Emmanuel Adebayor may not be making as many friends as he’d like on his journey as a nomadic striker. But does the early form he showed for Spurs suggest that here is a striker to help launch the club onto the next level beyond this season?
Adebayor’s season started brightly for Spurs, in much the same way that it had done for his previous clubs. Here was a player who in the past had completed a loan spell at Real Madrid; had signed for Manchester City in a big money £25 million transfer, and had the spectacular 30 goal season for Arsenal in 2007/08 to his name. Regardless of where his allegiances lay prior to this season, it appeared that Spurs had finally landed that powerful front man to take them onto the next level.
The problem with signing a player like Adebayor—specifically due to his parent club being Manchester City—is the need to weigh in heavily with the wages he was on while playing at the Etihad Stadium. He has shown that he has the talent and ability to be a player on well over £100,000 a week. However, his consistency raises the question as to whether it’s worth the gamble.
Games such as Liverpool and Newcastle at White Hart Line suggested that here was a player who was capable of being a threat and providing in the goals and assists column. But much like Tottenham’s form over the past few months, Adebayor’s productivity has sharply declined.
Harry Redknapp has backed his starting striker by claiming that the player has performed well in training and given him no trouble since arriving in the summer. The thing with Adebayor, however, is that he can’t be counted on to stay settled for a prolonged period of time.
His move to Manchester City seems a distant memory from his flurry of goals at the start of his City career, despite, of course, still being on the club’s books. While these short-term loan spells of Spurs and Madrid seem to suit Adebayor much more.

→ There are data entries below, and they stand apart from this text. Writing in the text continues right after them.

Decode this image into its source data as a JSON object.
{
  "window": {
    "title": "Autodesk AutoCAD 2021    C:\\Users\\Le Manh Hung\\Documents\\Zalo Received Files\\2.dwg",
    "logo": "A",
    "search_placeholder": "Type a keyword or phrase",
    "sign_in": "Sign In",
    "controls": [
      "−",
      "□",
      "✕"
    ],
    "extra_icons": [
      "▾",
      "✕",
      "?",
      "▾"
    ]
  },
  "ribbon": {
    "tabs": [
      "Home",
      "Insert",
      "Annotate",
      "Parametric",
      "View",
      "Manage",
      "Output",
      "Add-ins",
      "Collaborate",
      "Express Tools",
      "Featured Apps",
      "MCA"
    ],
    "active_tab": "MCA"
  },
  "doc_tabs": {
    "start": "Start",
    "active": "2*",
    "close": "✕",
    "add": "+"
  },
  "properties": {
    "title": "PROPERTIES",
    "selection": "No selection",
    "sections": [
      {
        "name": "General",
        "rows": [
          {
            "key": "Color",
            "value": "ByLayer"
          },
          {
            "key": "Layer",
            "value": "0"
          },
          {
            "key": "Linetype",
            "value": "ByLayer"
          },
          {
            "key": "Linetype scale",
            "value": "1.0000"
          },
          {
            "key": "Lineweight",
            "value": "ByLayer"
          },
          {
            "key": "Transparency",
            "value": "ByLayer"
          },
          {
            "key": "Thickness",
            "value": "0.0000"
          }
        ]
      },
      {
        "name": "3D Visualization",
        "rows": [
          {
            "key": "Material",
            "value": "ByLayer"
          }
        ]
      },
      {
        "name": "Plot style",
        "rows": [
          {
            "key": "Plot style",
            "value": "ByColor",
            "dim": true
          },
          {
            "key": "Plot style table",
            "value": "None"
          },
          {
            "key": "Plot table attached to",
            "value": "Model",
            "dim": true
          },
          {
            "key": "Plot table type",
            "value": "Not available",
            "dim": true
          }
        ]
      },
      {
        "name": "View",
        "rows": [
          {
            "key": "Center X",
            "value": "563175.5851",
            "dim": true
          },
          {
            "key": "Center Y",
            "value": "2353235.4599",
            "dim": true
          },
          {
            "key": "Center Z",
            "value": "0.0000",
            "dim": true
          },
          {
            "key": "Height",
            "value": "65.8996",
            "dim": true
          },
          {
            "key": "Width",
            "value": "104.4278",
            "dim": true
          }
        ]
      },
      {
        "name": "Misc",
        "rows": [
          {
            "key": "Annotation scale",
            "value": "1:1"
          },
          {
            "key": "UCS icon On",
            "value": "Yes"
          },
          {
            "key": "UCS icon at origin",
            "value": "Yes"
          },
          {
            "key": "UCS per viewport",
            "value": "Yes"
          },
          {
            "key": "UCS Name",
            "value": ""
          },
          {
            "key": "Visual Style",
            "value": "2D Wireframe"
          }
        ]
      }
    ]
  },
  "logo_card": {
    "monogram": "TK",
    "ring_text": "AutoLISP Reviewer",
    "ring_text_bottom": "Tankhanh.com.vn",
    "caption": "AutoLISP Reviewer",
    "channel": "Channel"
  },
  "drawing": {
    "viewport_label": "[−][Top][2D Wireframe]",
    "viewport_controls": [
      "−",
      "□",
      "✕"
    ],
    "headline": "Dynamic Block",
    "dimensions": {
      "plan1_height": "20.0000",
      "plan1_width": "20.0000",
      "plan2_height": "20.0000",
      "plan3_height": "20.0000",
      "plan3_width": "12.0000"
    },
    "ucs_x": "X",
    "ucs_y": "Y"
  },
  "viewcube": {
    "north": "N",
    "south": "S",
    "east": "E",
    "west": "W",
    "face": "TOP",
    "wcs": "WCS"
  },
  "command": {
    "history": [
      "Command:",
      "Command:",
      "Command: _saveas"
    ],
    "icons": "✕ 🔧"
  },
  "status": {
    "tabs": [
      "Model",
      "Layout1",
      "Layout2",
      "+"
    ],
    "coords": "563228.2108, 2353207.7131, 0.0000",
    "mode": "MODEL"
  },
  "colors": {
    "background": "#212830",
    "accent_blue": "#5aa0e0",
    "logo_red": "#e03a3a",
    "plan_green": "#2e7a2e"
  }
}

The great upside to the player is that there are very few like him in the Premier League: a powerful, quick, natural goal scorer. His dynamics in front of goal means he’s capable of contributing in a greater capacity than just a goal poacher. And again, his early partnership with Louis Saha looked hugely promising.
The gamble in giving a player of Adebayor’s personality an extended contract is the knowledge that another club will eventually come calling and the player’s head will be turned. Despite Redknapp’s claims of a settled player, he can be a disruptive influence. His relationship with a number of Arsenal players turned sour very quickly, and due to the large wages he’d command, the bad might outweigh the good.
There’s no doubt that if he can prove to be a positive and settled influence, Adebayor can be a great weapon for any club looking to make strides on bigger stages in the coming seasons. The alternative, however, is that there are players who are capable of offering similar attributes but with wages on a much smaller scale.
At this stage, does Adebayor represent a good investment for Spurs to break their incredibly firm stance on wages?